__TASK DIRECTIONS__
Check each line of the data below for the string "date", then state how many have it and nothing else.

Dataset excerpts
[Start of Attachment]

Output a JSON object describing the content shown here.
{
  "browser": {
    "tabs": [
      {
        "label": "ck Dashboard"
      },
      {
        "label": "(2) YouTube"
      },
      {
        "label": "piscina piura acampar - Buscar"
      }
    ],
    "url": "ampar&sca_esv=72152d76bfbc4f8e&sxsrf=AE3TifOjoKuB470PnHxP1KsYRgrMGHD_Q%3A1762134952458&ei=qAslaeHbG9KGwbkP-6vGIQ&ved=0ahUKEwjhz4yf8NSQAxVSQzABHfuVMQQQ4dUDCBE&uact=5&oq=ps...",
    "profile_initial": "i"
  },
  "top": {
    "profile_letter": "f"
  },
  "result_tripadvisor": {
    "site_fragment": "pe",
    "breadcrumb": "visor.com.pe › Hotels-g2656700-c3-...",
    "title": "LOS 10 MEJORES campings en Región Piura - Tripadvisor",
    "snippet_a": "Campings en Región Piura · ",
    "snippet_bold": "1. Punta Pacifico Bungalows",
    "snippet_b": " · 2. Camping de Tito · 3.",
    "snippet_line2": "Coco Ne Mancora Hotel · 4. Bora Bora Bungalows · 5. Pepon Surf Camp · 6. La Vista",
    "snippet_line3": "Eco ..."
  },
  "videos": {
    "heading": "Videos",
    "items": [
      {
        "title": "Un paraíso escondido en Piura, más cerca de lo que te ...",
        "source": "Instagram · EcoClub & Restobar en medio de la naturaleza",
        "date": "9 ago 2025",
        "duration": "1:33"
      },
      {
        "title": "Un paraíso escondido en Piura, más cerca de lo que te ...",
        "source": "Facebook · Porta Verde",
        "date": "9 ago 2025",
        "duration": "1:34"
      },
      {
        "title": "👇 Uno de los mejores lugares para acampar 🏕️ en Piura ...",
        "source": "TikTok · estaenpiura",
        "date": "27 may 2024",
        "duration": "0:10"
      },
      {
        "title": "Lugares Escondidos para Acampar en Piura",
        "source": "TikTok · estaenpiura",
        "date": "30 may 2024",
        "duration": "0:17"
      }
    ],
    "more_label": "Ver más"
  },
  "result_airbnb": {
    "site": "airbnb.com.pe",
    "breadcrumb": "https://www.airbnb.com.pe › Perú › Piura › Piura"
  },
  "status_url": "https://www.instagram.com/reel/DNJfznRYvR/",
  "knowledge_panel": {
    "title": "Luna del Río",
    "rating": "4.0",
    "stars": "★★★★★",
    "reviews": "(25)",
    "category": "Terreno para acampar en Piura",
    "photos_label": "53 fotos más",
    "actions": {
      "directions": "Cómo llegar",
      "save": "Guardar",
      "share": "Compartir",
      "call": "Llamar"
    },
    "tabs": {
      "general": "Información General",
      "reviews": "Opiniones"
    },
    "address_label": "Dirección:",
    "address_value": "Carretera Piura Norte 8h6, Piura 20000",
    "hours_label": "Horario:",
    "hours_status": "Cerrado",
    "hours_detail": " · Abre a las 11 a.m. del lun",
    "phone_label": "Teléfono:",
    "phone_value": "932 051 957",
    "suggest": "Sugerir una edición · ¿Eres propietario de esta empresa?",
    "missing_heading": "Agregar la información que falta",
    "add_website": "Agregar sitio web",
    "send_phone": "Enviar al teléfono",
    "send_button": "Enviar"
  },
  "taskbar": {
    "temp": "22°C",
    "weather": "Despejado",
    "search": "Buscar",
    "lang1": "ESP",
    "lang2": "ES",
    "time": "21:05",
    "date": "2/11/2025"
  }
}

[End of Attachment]
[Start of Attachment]

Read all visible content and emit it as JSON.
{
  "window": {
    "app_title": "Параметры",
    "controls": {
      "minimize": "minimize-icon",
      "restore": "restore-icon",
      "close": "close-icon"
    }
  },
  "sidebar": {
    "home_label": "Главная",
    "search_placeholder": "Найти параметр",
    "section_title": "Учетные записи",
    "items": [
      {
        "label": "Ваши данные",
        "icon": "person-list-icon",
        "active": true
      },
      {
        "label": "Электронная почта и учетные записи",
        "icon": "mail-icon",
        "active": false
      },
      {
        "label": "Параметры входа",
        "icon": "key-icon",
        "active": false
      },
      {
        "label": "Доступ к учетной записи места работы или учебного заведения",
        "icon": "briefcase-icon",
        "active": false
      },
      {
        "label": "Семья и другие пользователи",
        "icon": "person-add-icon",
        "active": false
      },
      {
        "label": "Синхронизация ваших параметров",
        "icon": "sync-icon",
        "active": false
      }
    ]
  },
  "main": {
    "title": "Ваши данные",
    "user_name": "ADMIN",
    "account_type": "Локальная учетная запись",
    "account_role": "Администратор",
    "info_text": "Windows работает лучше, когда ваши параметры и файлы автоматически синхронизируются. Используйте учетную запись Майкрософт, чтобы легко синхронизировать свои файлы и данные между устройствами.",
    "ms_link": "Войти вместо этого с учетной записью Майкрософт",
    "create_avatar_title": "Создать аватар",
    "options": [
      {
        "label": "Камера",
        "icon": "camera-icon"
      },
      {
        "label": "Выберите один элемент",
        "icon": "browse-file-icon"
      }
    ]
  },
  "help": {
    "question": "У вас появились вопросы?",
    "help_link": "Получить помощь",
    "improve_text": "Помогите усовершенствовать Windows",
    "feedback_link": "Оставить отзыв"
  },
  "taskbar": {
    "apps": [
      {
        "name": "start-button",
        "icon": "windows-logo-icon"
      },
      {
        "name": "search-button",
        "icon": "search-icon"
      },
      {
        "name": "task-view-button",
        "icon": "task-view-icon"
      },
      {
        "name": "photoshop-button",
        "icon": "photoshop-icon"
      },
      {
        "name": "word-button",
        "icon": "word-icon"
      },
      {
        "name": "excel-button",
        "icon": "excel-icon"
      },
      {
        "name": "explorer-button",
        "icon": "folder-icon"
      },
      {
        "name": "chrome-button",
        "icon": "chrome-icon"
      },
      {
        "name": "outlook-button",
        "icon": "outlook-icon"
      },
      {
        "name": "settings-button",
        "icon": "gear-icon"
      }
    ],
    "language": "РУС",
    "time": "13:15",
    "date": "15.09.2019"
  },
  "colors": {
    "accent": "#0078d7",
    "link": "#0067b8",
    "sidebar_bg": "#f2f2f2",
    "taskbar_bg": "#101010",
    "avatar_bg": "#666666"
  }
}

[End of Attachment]

__TASK OUTPUT__
6